One of the most striking qualities of La Clarine Farm and Hank’s approach to winemaking is how laid-back it feels. It’s not as much about natural wine dogma as it is about practicality. His winery is small yet efficient, with barrels and flex tanks packed tightly in an orderly way. He doesn’t indulge in expensive and unnecessary winery equipment; instead he makes wines that are delicious, accessible, affordable and pair well with food.

Piedi Grandi aging in Flextank
Piedi Grandi aging in Flextank

Not only does Hank grow grapes and make wine at his little farm, but he also raises goats and has several adorable dogs. One of them had been bitten by a rattlesnake on her snout the day before, but fortunately survived the ordeal thanks to a vaccine and swift treatment. Her poor little nose was swollen and sore, but she found time to hang out with us during our visit.

Since Mr. Beckmeyer’s winery is not typically open to the public, I felt very honored to be able to spend a little time with a person who unknowingly guided me through the early days of my adventure in natural wine. La Clarine Farm’s wines are a favorite amongst my wine club members, and every day I’m so grateful that I can share this experience with others.

I have a few of Hank’s wines for sale in my online shop. I deliver throughout the Bay Area and ship all over California. Please see my Delivery Terms for details.

2013 La Clarine Farm “Cedarville” Mourvedre – $28
2014 La Clarine Farm “Jambalaia” Rouge – $24

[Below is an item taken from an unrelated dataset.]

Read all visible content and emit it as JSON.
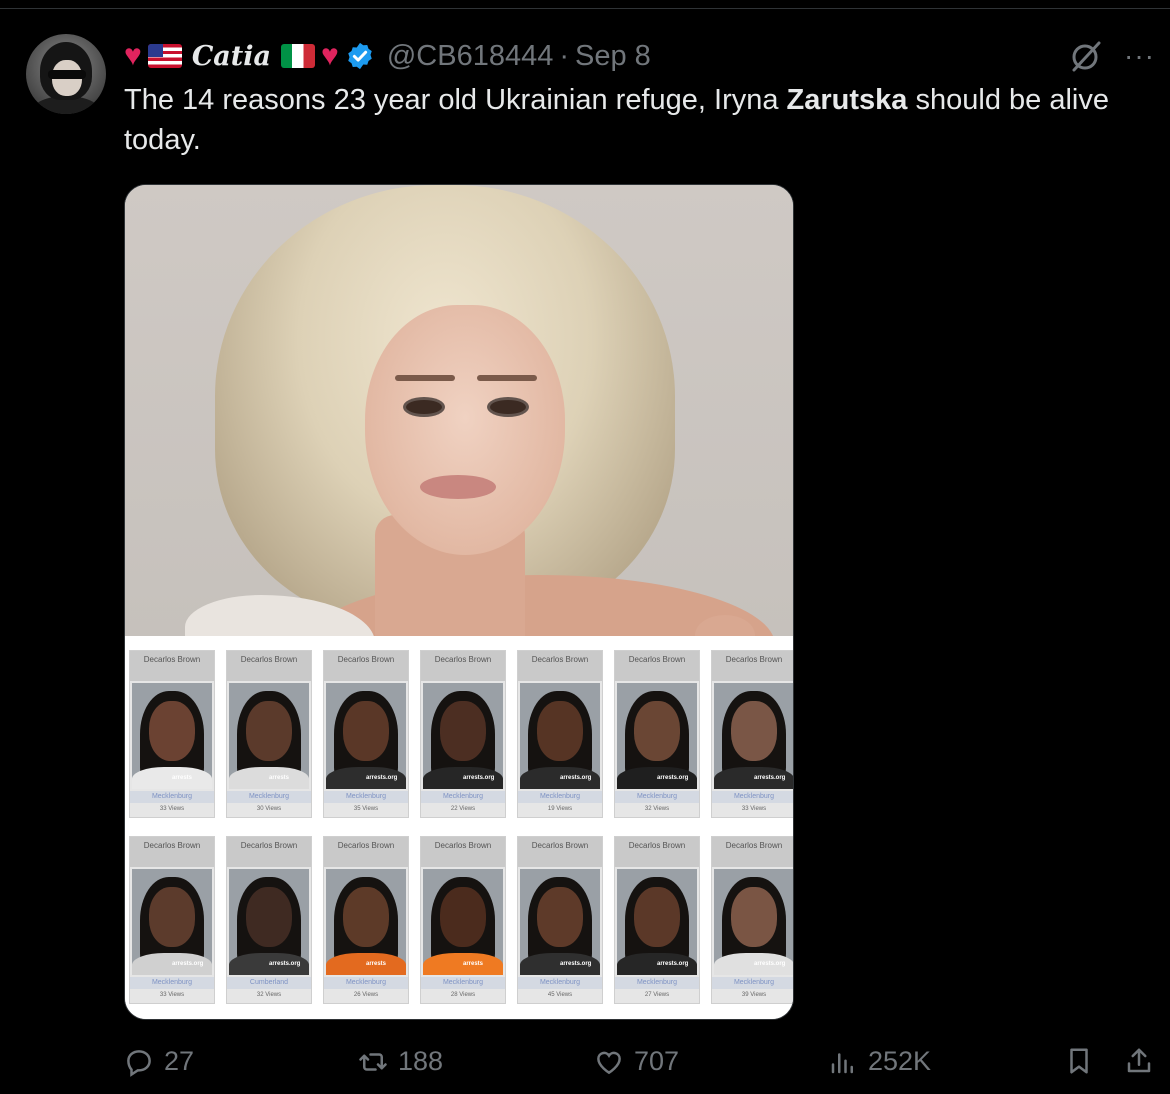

I hope that you come to love La Clarine Farm’s wines as much as I have over the years. Cheers!